§ **TASK REQUIREMENTS**:
Every entry is to be printed again precisely as given.

§ **RECORDS FOR THE TASK**:
=== Begin Enclosure ===
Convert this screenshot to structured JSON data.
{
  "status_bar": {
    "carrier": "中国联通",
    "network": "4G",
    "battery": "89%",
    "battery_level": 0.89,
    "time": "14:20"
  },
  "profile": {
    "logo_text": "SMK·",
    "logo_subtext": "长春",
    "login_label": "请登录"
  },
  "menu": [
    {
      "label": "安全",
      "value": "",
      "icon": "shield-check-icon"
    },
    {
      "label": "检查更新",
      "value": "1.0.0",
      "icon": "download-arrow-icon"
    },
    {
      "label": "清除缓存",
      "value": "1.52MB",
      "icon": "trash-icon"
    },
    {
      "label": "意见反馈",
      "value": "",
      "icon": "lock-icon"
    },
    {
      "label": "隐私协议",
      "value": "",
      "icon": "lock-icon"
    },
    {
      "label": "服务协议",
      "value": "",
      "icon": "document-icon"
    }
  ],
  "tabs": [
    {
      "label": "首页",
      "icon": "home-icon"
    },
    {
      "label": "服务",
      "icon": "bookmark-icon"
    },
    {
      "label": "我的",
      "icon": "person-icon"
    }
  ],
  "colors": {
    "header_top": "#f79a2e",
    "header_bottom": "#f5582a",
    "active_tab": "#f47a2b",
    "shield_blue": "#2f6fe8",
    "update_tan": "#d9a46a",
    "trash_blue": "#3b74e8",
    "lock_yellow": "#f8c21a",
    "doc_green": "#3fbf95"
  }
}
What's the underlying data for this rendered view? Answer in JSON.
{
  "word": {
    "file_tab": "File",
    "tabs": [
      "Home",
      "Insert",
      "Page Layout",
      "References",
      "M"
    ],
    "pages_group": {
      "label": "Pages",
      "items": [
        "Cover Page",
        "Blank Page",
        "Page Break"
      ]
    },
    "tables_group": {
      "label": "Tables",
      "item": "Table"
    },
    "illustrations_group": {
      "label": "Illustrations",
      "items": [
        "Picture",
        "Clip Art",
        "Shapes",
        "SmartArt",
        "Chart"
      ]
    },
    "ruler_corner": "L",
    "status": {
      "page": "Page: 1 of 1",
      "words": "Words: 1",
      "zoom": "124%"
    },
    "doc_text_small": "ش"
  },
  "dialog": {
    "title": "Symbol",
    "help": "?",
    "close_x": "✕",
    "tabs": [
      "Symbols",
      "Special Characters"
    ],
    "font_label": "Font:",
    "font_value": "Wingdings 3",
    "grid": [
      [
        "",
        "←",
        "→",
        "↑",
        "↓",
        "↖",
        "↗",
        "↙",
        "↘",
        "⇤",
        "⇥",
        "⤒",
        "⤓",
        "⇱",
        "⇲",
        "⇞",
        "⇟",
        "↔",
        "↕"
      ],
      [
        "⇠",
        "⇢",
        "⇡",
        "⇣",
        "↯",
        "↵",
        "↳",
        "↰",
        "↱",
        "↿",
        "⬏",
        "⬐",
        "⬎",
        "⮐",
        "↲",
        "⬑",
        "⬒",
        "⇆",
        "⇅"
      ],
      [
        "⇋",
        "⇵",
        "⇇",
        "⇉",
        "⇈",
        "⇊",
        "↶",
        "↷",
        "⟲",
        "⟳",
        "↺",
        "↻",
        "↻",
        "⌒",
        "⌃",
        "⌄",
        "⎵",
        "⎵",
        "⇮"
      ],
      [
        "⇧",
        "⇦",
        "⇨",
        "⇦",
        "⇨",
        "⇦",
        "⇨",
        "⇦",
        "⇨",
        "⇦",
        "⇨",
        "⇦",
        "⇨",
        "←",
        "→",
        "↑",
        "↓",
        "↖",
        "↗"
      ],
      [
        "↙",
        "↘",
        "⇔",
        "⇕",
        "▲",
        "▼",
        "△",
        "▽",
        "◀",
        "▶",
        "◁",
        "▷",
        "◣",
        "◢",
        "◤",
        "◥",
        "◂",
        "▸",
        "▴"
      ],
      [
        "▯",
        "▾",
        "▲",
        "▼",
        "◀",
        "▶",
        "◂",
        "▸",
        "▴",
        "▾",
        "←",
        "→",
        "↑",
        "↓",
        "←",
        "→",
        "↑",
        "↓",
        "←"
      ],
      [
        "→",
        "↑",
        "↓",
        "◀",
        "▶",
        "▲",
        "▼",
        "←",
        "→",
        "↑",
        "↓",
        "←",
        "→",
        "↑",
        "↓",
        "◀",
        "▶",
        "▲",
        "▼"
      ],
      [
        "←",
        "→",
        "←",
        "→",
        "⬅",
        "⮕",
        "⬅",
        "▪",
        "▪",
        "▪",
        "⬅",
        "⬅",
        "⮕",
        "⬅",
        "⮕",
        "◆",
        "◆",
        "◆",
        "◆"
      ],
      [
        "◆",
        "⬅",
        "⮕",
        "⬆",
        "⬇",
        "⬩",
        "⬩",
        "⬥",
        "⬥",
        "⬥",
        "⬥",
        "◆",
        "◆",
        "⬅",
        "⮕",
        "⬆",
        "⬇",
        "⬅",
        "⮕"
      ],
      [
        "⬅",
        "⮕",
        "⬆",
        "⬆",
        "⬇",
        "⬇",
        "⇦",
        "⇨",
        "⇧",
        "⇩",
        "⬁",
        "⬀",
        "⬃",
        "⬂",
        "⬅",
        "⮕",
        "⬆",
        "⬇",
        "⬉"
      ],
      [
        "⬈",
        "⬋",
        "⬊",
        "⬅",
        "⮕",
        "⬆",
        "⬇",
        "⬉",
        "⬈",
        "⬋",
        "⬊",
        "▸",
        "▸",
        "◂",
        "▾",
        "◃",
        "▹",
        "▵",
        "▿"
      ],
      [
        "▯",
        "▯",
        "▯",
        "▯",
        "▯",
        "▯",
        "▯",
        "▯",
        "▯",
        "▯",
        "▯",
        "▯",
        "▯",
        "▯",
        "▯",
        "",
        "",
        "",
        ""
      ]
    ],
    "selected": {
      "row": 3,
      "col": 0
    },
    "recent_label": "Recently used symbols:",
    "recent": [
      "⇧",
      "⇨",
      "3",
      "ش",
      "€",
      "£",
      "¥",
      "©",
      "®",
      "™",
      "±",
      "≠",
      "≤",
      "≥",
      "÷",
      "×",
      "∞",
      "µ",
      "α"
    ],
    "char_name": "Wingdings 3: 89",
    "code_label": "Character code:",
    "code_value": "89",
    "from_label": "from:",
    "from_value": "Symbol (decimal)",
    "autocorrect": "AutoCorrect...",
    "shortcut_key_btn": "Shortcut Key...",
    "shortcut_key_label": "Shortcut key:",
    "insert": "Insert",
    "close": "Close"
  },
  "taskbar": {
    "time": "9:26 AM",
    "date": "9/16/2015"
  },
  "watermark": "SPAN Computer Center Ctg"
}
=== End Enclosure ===
§ **OUTPUT**:
Convert this screenshot to structured JSON data.
{
  "status_bar": {
    "carrier": "中国联通",
    "network": "4G",
    "battery": "89%",
    "battery_level": 0.89,
    "time": "14:20"
  },
  "profile": {
    "logo_text": "SMK·",
    "logo_subtext": "长春",
    "login_label": "请登录"
  },
  "menu": [
    {
      "label": "安全",
      "value": "",
      "icon": "shield-check-icon"
    },
    {
      "label": "检查更新",
      "value": "1.0.0",
      "icon": "download-arrow-icon"
    },
    {
      "label": "清除缓存",
      "value": "1.52MB",
      "icon": "trash-icon"
    },
    {
      "label": "意见反馈",
      "value": "",
      "icon": "lock-icon"
    },
    {
      "label": "隐私协议",
      "value": "",
      "icon": "lock-icon"
    },
    {
      "label": "服务协议",
      "value": "",
      "icon": "document-icon"
    }
  ],
  "tabs": [
    {
      "label": "首页",
      "icon": "home-icon"
    },
    {
      "label": "服务",
      "icon": "bookmark-icon"
    },
    {
      "label": "我的",
      "icon": "person-icon"
    }
  ],
  "colors": {
    "header_top": "#f79a2e",
    "header_bottom": "#f5582a",
    "active_tab": "#f47a2b",
    "shield_blue": "#2f6fe8",
    "update_tan": "#d9a46a",
    "trash_blue": "#3b74e8",
    "lock_yellow": "#f8c21a",
    "doc_green": "#3fbf95"
  }
}
What's the underlying data for this rendered view? Answer in JSON.
{
  "word": {
    "file_tab": "File",
    "tabs": [
      "Home",
      "Insert",
      "Page Layout",
      "References",
      "M"
    ],
    "pages_group": {
      "label": "Pages",
      "items": [
        "Cover Page",
        "Blank Page",
        "Page Break"
      ]
    },
    "tables_group": {
      "label": "Tables",
      "item": "Table"
    },
    "illustrations_group": {
      "label": "Illustrations",
      "items": [
        "Picture",
        "Clip Art",
        "Shapes",
        "SmartArt",
        "Chart"
      ]
    },
    "ruler_corner": "L",
    "status": {
      "page": "Page: 1 of 1",
      "words": "Words: 1",
      "zoom": "124%"
    },
    "doc_text_small": "ش"
  },
  "dialog": {
    "title": "Symbol",
    "help": "?",
    "close_x": "✕",
    "tabs": [
      "Symbols",
      "Special Characters"
    ],
    "font_label": "Font:",
    "font_value": "Wingdings 3",
    "grid": [
      [
        "",
        "←",
        "→",
        "↑",
        "↓",
        "↖",
        "↗",
        "↙",
        "↘",
        "⇤",
        "⇥",
        "⤒",
        "⤓",
        "⇱",
        "⇲",
        "⇞",
        "⇟",
        "↔",
        "↕"
      ],
      [
        "⇠",
        "⇢",
        "⇡",
        "⇣",
        "↯",
        "↵",
        "↳",
        "↰",
        "↱",
        "↿",
        "⬏",
        "⬐",
        "⬎",
        "⮐",
        "↲",
        "⬑",
        "⬒",
        "⇆",
        "⇅"
      ],
      [
        "⇋",
        "⇵",
        "⇇",
        "⇉",
        "⇈",
        "⇊",
        "↶",
        "↷",
        "⟲",
        "⟳",
        "↺",
        "↻",
        "↻",
        "⌒",
        "⌃",
        "⌄",
        "⎵",
        "⎵",
        "⇮"
      ],
      [
        "⇧",
        "⇦",
        "⇨",
        "⇦",
        "⇨",
        "⇦",
        "⇨",
        "⇦",
        "⇨",
        "⇦",
        "⇨",
        "⇦",
        "⇨",
        "←",
        "→",
        "↑",
        "↓",
        "↖",
        "↗"
      ],
      [
        "↙",
        "↘",
        "⇔",
        "⇕",
        "▲",
        "▼",
        "△",
        "▽",
        "◀",
        "▶",
        "◁",
        "▷",
        "◣",
        "◢",
        "◤",
        "◥",
        "◂",
        "▸",
        "▴"
      ],
      [
        "▯",
        "▾",
        "▲",
        "▼",
        "◀",
        "▶",
        "◂",
        "▸",
        "▴",
        "▾",
        "←",
        "→",
        "↑",
        "↓",
        "←",
        "→",
        "↑",
        "↓",
        "←"
      ],
      [
        "→",
        "↑",
        "↓",
        "◀",
        "▶",
        "▲",
        "▼",
        "←",
        "→",
        "↑",
        "↓",
        "←",
        "→",
        "↑",
        "↓",
        "◀",
        "▶",
        "▲",
        "▼"
      ],
      [
        "←",
        "→",
        "←",
        "→",
        "⬅",
        "⮕",
        "⬅",
        "▪",
        "▪",
        "▪",
        "⬅",
        "⬅",
        "⮕",
        "⬅",
        "⮕",
        "◆",
        "◆",
        "◆",
        "◆"
      ],
      [
        "◆",
        "⬅",
        "⮕",
        "⬆",
        "⬇",
        "⬩",
        "⬩",
        "⬥",
        "⬥",
        "⬥",
        "⬥",
        "◆",
        "◆",
        "⬅",
        "⮕",
        "⬆",
        "⬇",
        "⬅",
        "⮕"
      ],
      [
        "⬅",
        "⮕",
        "⬆",
        "⬆",
        "⬇",
        "⬇",
        "⇦",
        "⇨",
        "⇧",
        "⇩",
        "⬁",
        "⬀",
        "⬃",
        "⬂",
        "⬅",
        "⮕",
        "⬆",
        "⬇",
        "⬉"
      ],
      [
        "⬈",
        "⬋",
        "⬊",
        "⬅",
        "⮕",
        "⬆",
        "⬇",
        "⬉",
        "⬈",
        "⬋",
        "⬊",
        "▸",
        "▸",
        "◂",
        "▾",
        "◃",
        "▹",
        "▵",
        "▿"
      ],
      [
        "▯",
        "▯",
        "▯",
        "▯",
        "▯",
        "▯",
        "▯",
        "▯",
        "▯",
        "▯",
        "▯",
        "▯",
        "▯",
        "▯",
        "▯",
        "",
        "",
        "",
        ""
      ]
    ],
    "selected": {
      "row": 3,
      "col": 0
    },
    "recent_label": "Recently used symbols:",
    "recent": [
      "⇧",
      "⇨",
      "3",
      "ش",
      "€",
      "£",
      "¥",
      "©",
      "®",
      "™",
      "±",
      "≠",
      "≤",
      "≥",
      "÷",
      "×",
      "∞",
      "µ",
      "α"
    ],
    "char_name": "Wingdings 3: 89",
    "code_label": "Character code:",
    "code_value": "89",
    "from_label": "from:",
    "from_value": "Symbol (decimal)",
    "autocorrect": "AutoCorrect...",
    "shortcut_key_btn": "Shortcut Key...",
    "shortcut_key_label": "Shortcut key:",
    "insert": "Insert",
    "close": "Close"
  },
  "taskbar": {
    "time": "9:26 AM",
    "date": "9/16/2015"
  },
  "watermark": "SPAN Computer Center Ctg"
}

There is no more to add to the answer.